[INPUT RECORDS — start]

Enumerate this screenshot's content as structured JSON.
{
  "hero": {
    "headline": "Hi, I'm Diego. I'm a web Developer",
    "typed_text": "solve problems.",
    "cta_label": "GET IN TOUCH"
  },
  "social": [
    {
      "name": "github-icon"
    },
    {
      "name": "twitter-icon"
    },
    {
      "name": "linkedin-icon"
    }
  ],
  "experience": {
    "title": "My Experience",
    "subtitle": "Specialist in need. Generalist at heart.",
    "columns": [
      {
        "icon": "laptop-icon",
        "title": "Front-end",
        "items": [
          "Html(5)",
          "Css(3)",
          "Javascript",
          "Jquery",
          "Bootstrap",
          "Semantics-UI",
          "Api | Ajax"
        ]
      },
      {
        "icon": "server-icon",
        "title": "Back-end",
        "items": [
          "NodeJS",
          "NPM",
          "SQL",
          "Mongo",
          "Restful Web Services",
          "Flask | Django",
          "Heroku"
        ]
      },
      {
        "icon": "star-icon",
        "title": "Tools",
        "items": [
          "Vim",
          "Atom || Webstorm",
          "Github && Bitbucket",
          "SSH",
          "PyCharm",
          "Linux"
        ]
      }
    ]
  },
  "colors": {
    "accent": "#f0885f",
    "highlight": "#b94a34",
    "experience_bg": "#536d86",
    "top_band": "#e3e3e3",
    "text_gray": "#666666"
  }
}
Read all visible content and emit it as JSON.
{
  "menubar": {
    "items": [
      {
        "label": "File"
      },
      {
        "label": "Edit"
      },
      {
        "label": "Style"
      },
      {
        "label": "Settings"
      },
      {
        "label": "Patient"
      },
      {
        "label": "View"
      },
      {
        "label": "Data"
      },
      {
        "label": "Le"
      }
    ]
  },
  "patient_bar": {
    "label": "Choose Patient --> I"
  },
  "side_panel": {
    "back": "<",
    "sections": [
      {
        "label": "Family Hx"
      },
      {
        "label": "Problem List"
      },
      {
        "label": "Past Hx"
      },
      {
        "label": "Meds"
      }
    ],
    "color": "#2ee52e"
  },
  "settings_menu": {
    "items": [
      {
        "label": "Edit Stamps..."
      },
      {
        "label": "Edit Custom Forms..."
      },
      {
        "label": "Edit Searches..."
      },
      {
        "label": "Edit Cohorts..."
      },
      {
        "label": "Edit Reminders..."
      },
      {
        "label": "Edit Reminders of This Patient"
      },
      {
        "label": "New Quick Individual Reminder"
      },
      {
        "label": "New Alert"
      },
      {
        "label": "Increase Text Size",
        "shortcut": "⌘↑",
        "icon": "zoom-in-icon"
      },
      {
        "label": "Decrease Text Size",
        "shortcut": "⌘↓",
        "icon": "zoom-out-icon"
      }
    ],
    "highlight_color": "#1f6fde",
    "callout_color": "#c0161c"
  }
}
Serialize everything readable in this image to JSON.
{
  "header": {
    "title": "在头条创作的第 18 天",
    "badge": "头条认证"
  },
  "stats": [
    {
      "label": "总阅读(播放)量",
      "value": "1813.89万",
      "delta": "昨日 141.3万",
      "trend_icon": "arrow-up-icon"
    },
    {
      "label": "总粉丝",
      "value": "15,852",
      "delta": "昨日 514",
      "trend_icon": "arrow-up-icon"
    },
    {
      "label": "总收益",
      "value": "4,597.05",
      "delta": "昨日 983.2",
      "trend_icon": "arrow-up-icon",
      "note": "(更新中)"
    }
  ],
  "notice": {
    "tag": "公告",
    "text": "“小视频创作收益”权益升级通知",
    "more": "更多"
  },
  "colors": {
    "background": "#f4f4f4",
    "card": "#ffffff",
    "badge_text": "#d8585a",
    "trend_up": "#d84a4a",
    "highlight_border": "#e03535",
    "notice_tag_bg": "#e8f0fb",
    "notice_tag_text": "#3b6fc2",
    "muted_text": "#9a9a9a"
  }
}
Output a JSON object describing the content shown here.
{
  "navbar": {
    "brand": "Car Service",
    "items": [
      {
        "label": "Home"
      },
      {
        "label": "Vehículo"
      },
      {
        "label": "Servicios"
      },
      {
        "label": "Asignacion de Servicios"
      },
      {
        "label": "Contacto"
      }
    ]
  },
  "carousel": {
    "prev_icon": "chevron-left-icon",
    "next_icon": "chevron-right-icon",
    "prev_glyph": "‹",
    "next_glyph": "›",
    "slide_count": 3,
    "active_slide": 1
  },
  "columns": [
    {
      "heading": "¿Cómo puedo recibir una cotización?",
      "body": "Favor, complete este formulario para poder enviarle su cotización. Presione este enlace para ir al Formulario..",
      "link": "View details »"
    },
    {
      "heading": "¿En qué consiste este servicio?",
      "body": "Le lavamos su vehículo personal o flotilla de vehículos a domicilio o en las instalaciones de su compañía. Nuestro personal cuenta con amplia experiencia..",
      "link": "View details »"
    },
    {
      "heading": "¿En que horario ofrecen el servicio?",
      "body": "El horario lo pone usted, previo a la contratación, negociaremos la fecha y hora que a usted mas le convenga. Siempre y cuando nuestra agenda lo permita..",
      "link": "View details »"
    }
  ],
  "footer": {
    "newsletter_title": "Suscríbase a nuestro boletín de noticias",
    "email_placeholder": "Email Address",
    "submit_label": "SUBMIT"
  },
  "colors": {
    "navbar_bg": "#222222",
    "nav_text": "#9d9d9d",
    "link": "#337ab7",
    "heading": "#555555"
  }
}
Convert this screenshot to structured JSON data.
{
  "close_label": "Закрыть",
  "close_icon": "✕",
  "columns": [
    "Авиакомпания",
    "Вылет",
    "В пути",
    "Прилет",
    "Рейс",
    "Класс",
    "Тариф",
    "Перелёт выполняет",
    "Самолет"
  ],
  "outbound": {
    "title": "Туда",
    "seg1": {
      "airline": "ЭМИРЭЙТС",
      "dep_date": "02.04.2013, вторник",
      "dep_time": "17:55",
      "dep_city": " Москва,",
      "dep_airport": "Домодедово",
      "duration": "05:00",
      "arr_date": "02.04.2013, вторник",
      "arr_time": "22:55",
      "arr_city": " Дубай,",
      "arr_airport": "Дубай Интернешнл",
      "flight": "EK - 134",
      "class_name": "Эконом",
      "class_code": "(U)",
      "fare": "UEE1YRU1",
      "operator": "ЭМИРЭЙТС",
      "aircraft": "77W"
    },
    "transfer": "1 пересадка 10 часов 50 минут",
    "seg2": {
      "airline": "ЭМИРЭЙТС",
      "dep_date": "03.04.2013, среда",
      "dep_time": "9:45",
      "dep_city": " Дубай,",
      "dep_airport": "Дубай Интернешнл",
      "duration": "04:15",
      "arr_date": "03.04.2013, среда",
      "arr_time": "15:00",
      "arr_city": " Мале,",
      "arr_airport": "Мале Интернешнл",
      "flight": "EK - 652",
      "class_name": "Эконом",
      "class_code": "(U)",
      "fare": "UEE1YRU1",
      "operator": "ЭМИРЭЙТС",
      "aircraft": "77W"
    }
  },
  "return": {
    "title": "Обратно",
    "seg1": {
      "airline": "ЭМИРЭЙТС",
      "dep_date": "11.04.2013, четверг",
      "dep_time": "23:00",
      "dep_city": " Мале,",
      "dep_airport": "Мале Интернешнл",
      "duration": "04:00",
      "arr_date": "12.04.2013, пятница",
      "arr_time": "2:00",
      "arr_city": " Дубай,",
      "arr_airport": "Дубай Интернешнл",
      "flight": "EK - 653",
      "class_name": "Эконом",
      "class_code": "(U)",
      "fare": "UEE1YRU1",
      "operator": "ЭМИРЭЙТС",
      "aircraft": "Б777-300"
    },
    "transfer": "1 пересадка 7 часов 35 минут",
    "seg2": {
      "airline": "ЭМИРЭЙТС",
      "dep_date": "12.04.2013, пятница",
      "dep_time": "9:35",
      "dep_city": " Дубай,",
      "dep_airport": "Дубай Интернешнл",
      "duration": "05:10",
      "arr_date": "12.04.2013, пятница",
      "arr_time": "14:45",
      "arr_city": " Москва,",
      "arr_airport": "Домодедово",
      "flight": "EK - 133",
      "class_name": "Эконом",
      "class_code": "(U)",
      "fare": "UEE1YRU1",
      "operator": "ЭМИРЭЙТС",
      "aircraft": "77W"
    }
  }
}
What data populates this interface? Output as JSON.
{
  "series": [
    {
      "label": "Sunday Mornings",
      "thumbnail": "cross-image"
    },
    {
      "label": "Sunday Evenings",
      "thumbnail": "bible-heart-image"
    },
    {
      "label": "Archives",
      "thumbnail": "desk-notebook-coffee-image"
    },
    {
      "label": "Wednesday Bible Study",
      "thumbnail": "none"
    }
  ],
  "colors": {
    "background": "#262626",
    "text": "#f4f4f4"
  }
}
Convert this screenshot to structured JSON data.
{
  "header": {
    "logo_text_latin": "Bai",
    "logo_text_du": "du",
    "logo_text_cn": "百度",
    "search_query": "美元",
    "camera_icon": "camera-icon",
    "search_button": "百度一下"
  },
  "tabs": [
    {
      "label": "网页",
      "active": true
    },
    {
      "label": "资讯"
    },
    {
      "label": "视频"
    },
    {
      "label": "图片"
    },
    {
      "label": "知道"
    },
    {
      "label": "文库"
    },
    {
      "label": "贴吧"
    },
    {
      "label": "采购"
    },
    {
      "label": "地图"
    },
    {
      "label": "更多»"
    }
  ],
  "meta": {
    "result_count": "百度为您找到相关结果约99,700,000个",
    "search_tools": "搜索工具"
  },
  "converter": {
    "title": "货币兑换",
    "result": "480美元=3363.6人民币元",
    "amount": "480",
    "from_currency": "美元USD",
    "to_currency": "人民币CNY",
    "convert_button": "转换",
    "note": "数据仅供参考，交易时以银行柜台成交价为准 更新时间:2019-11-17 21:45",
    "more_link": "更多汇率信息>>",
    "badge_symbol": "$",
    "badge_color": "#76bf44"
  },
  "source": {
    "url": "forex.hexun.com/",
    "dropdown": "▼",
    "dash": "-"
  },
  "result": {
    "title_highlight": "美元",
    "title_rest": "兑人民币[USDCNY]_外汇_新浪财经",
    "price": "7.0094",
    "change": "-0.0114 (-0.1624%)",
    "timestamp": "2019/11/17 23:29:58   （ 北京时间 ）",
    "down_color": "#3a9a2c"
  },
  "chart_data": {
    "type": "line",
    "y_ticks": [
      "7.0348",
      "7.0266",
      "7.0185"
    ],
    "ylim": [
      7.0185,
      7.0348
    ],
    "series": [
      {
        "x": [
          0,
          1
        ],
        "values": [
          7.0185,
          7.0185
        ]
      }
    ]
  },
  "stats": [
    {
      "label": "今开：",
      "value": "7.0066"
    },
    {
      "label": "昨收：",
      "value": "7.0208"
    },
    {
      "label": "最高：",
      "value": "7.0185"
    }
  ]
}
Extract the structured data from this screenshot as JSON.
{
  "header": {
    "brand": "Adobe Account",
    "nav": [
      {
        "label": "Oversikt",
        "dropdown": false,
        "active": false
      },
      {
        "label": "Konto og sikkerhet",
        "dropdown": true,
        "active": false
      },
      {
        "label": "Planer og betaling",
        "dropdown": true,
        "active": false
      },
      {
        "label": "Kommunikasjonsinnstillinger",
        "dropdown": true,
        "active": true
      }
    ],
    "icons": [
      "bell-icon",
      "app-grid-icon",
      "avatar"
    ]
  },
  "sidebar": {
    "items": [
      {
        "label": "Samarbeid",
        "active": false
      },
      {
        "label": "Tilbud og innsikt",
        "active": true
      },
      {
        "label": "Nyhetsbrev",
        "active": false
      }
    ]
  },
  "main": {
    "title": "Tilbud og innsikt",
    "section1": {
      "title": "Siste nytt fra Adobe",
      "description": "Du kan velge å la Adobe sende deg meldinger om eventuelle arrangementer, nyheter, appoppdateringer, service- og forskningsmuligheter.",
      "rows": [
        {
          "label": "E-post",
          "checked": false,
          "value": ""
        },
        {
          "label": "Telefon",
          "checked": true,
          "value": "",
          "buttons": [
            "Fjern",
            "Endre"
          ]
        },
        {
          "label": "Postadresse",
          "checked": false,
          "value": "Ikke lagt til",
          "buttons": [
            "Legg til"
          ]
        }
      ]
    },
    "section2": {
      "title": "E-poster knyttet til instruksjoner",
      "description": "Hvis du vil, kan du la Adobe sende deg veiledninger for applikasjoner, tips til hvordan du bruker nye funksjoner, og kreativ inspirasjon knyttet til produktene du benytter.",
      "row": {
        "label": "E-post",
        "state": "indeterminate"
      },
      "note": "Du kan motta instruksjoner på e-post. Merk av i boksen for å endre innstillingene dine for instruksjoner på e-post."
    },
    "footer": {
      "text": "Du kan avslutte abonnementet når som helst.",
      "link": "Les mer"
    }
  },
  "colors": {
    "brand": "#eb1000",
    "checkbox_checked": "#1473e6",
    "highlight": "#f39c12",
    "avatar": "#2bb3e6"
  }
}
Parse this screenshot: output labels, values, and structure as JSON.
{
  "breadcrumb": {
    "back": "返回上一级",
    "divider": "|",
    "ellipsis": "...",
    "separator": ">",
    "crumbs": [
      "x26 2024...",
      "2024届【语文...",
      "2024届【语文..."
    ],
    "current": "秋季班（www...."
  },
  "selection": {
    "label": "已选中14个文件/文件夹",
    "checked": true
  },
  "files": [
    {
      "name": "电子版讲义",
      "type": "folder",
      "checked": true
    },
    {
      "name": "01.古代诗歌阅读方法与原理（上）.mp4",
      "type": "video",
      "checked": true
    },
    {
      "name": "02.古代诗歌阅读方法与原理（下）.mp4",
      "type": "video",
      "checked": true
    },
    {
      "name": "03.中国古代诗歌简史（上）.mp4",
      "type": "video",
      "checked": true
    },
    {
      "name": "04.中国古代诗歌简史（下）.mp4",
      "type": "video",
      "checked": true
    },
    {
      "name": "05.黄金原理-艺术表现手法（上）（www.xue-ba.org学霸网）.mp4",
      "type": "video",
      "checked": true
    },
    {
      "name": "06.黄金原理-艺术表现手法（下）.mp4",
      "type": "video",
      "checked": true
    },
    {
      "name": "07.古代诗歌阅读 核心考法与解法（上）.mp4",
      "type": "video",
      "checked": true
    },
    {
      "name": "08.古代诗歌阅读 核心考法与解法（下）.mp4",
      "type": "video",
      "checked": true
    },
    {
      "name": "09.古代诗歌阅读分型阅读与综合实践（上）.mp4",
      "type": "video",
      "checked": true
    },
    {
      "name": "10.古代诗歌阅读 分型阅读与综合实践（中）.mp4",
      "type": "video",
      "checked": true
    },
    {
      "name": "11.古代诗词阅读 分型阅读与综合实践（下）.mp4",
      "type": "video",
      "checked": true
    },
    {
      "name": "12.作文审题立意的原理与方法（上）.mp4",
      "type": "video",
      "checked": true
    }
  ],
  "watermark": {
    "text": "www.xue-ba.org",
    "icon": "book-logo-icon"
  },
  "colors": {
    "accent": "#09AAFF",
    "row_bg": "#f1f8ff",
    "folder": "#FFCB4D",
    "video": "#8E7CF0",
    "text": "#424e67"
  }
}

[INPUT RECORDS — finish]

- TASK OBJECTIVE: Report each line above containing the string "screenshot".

- RESPONSE AREA:
Enumerate this screenshot's content as structured JSON.
Convert this screenshot to structured JSON data.
Convert this screenshot to structured JSON data.
Extract the structured data from this screenshot as JSON.
Parse this screenshot: output labels, values, and structure as JSON.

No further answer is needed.